In inner-Sydney Redfern, Rod Little is preparing his own election campaign.
The co-chair of the National Congress of Australia’s First People is going to spend the next three months putting Aboriginal affairs on politicians' radars.
“They've lost their way in terms of finding solutions for our people,” he said.
It still needs to be officially signed off but the Prime Minister said today Australians will be voting in an election on July 2 if the election is called after the may budget. The nation appears to be being set up for a three month election if this happens.
Rod Little said that questions need to be answered before the election.
“There have been election promises broken in the past and we don't want to see that happen because of the crisis. We don't want our affairs diving any further. We want to be able to have a relationship with government and the parliament to correct it,” he said.
And whether it's Malcolm Turnbull or Bill Shorten who become Prime Minister – Little said the Congress’ demands are clear.
“No more cuts. No more cuts to front line services and no more decision making that takes away from those communities identified.”
In Canberra, Malcolm Turnbull already has his trigger for a double dissolution election.
Last night, the Senate failed for the second time to pass the controversial Australian Building and Construction Commission Bill.
The Governor-General just needs to sign off on the early election.
“My intention is after the Budget, an appropriate time after the Budget has been delivered, I will be asking the Governor-General to dissolve both Houses of the parliament for an election which I expect to be held on 2 July,” Mr Turnbull said today.
That means three months of campaigning. So political parties are sharpening their election pitches.
“Labor is ready for the election because We know what we Stand for," said Opposition leader Bill Shorten.
"Decent jobs, well-funded education, quality health care, protecting Medicare, renewable energy, encouraged to take up the burden of climate change, and a fair taxation system.”
But where do Indigenous people lie in these promises of growth and jobs asked Mr Little.
“The expenditure and the decision making is out of the hands of first peoples,” he said.

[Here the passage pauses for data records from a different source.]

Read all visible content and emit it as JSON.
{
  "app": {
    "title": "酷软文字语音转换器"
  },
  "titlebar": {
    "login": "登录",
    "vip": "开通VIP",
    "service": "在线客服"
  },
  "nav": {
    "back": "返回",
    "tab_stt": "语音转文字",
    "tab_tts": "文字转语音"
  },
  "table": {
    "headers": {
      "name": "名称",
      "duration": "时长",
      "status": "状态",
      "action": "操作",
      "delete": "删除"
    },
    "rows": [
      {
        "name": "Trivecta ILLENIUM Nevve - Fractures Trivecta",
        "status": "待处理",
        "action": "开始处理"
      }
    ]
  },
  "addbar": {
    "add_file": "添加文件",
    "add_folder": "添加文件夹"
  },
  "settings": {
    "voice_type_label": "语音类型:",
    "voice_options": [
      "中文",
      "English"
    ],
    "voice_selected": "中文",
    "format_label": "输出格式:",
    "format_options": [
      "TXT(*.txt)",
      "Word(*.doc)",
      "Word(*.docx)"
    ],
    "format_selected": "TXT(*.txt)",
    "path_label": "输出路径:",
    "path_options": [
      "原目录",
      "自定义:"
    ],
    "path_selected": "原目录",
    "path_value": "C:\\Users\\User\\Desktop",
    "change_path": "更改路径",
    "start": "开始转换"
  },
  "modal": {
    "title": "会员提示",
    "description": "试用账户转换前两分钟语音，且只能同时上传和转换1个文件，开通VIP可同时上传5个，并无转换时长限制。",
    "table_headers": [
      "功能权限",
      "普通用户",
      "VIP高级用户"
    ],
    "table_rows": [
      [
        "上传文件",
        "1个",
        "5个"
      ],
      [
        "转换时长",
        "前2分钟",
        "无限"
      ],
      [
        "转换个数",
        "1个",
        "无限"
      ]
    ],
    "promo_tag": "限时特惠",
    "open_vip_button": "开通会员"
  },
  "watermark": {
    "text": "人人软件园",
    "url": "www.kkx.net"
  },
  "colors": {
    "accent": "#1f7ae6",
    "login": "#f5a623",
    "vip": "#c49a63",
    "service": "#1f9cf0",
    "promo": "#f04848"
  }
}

“Those service providers, it's out of their hands and they're tied to contractual arrangements with governments. That makes it even more difficult for them to improve on their service delivery they're contracted to do.”